I finished up the family room make-over (mostly) and jumped right into a job painting a dresser, desk, and bookshelf set for a client. The finish on the furniture was giving me a little grief, but I finally sucked it up, got out my palm sander, and sanded everything down to a beautiful smooth blank slate. I primed everything today and am excited to put the first coat of paint on tomorrow. I can't wait to show you!
But before that, I wanted to give a run down on my slipcovers. I primarily used Miss Mustard Seed's six part (yes SIX parts-God bless her) video series to get my bearings.
We inherited Big Brown from my parents about five years ago, and while the way it fit in our family room worked great, it has always been, well, big and brown.
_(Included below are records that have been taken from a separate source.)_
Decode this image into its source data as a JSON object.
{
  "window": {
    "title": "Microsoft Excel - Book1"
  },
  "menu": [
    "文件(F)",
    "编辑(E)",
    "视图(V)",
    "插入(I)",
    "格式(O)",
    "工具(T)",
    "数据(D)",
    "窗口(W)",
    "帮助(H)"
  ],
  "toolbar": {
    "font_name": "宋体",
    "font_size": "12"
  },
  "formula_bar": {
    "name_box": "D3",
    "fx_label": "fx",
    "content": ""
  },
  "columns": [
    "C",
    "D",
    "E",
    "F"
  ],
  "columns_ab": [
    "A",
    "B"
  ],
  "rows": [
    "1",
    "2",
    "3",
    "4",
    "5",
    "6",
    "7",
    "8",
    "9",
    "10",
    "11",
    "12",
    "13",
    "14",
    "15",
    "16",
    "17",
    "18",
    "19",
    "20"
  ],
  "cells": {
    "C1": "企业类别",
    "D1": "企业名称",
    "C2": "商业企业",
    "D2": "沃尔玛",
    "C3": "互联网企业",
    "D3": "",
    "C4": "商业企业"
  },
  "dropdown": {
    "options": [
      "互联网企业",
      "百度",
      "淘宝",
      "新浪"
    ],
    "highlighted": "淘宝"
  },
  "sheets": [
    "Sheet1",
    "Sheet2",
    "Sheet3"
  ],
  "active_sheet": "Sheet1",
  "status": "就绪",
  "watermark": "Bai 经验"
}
So very, very brown.
So I've been reading tutorials about making your own slipcovers for years, but most of them didn't quite make sense or just didn't look like something I could do. My sewing skills are limited to straight lines don't you know.
Here is a link to my Pinterest board with different slipcovering advice. Anyhow, when I decided to makeover the family room I finally got serious about making slipcovers. It was that tipping point where I figured even poorly made slipcovers were going to look better than what I had.
I read a bunch about white slipcovers and using drop cloths as fabric but my mom talked me off that ledge by pointing out that we are a family of cave people. So I went with grey.
I looked at our local fabric stores and couldn't find what I wanted at a price I liked too so I ended up ordering from Online Fabric Store. This is the second time I've used them and they are cheaper than retail and ship quickly. Winning.
I used this chart to figure out how much fabric to order-and then added 5 more yards for fabric insurance.
After that I studied Miss Mustard Seed's videos in earnest. She teaches to drape your fabric over the frame of your piece, cut the pieces while it is draped in place, pin the pieces together while they are on your sofa, and then sew the pieces together one at a time.
I love piping, and she has a video for that too! So I made a gazillion yards of piping and now I am a fierce piping expert. True story.
Here are some more "in process" photos.
As you pin and sew you are working with the slipcover inside out. After you sew each new piece you can flip your work right side up and lay it over the sofa to see how it's fitting.
It's a little tedious, but it also lets you see any mistakes or adjustments you want to make before you get too far along.
The main piece of advice I would give you is to keep going even when things aren't lining up exactly perfect. See the corner of this slip? I couldn't make it lay flat for the life of me, but it looks fine with all the cushions on.
And speaking of cushions, nearly all of mine have little puckers and tucks in them. I just gritted my teeth and kept sewing. There is a noticeable improvement from my first cushion to my last, but I wasn't about to go back and resew any dang cushions. I had twelve of them for Pete's sake!
Do you see the chips?! That is why I couldn't have white!
In the end I am just so happy with how these came out; I am sending a big internet-y hug to Miss Mustard Seed for making such an awesome tutorial! Now you do it :-)